We live in anti-establishmentarian times. The biggest political sensations in the U.S. are Donald Trump and Bernie Sanders. In the U.K., it's the far-left Labour leader Jeremy Corbyn. France's Marine Le Pen is riding high.
But while Trump campaigns as a Republican to "Make America Great Again!", in Europe this anti-establishmentarian fervor also takes the shape of independence movements in regional blocs. There was Scotland's independence referendum which showed how out-of-touch European elites are, followed by the obliteration of Britain's Unionist Labour Party in its former stronghold of Scotland by the Scottish National Party. And now in Spain's region of Catalonia a pro-independence party has won a majority of seats in a regional election.
Is this the end of the nation-state?
A couple things should be kept in mind.
The first is that, at this stage, it seems what most people want is the frisson of anti-establishment rebellion rather than the reality of it. The Scots booted out Labour and brought in SNP in a parliamentary election, but still voted against independence. The Greeks are content to keep voting for Syriza as long as it stays pro-euro and pro-bailouts. Thus far — an important caveat — it looks like what the people want is a bigger shake-up of the status quo than elites are prepared to stomach, not a complete overturning of it.
The second is that independence movements are both for and against the nation-state. After all, what an independence movement says is, "We like nation-states so much, we want our own." Nobody takes credibly anymore the 1990s wishful thinking that we would all be swallowed up in transnational, even global, communities, with the nation-state a thing of the past. When it comes to things like waging wars, managing floods of refugees, or making sure money is safe in the event of a bank run, people still turn to the nation-state.
But, in a way, that's sort of the point.
Since the end of World War II, European elites have held to the belief that the source of Europe's tendency for total war was nationalism, and that the way to abolish nationalism in Europe was to create a European super-state, a "United States of Europe." The European Union is the brainchild of this decades-long project, a project that has advanced, by and large, at the behest of European elites against nations and, sometimes, their democratically-elected leaders (whether Alexis Tsipras today or Charles de Gaulle in the 1960s).
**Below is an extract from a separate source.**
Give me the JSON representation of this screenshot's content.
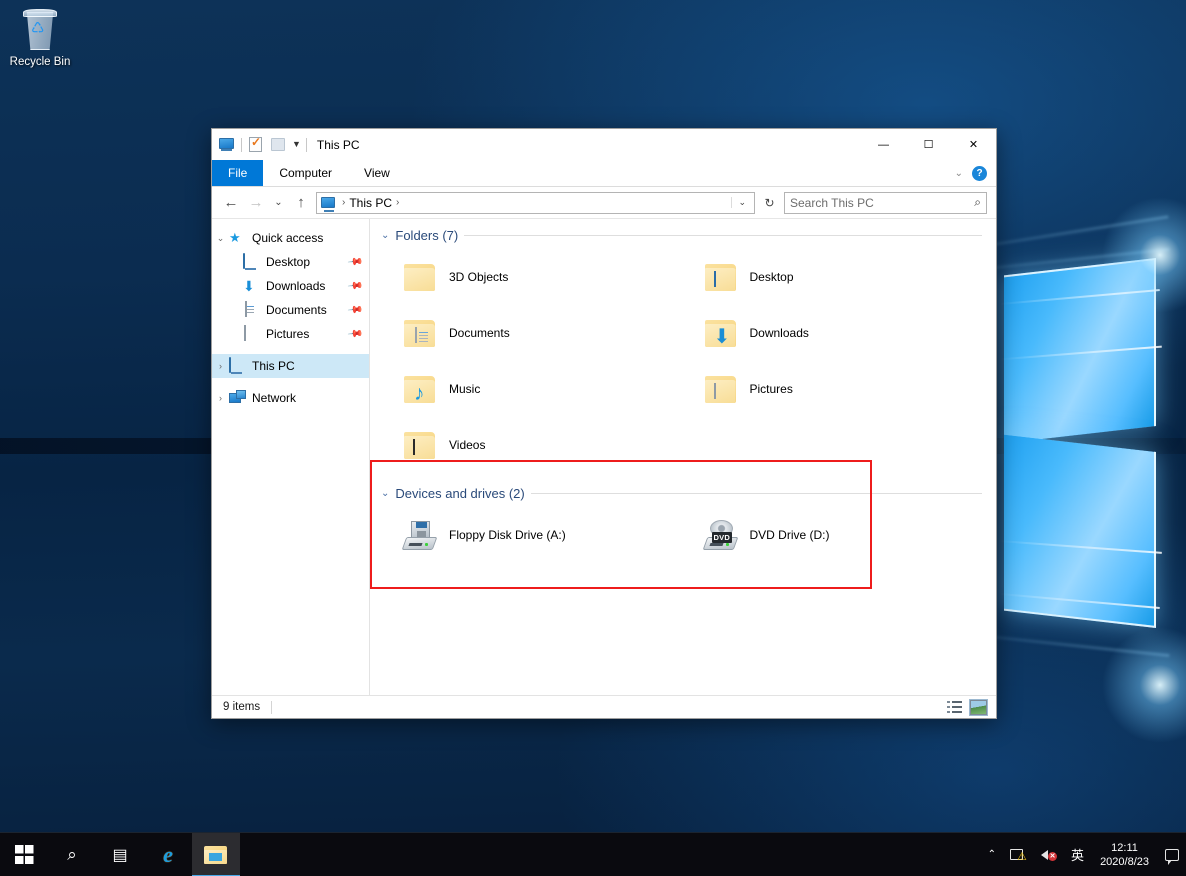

One component of this project has been to — under the logic of "the enemy of my enemy is my friend" — use European monies and rhetorical talk of diversity to strengthen regional identities within its nation-states. The idea is that if I'm a French Basque and I feel strongly about my Basque identity and my European identity, my French identity will be, as it were, squeezed out. And if competencies are simultaneously devolved down from the nation-state to regions, and up to the EU, nation-states will be hollowed out.
The problem is that it's not just in the Middle East that sometimes the enemy of your enemy is also your enemy. Catalonians and Scots don't seem particularly enthused by the EU — indeed, no one is — which they see as imposing punishing austerity and bailouts, and it's doubtful whether successful European independence movements would lead to a European superstate or just one more layer of institutional chaos.
What this should be, though, is a lesson to Europe's elites. Facts are stubborn, and nationhood is one of those facts of history that keep reasserting themselves. When it looked like Scotland might actually vote for independence, Britain's elites were struck witless with fear over something which they themselves invited through decades of neglect for their own nationhood.
Europe's elites have unleashed forces that it's clear they can't control to an outcome no one will predict. And that's hardly good news.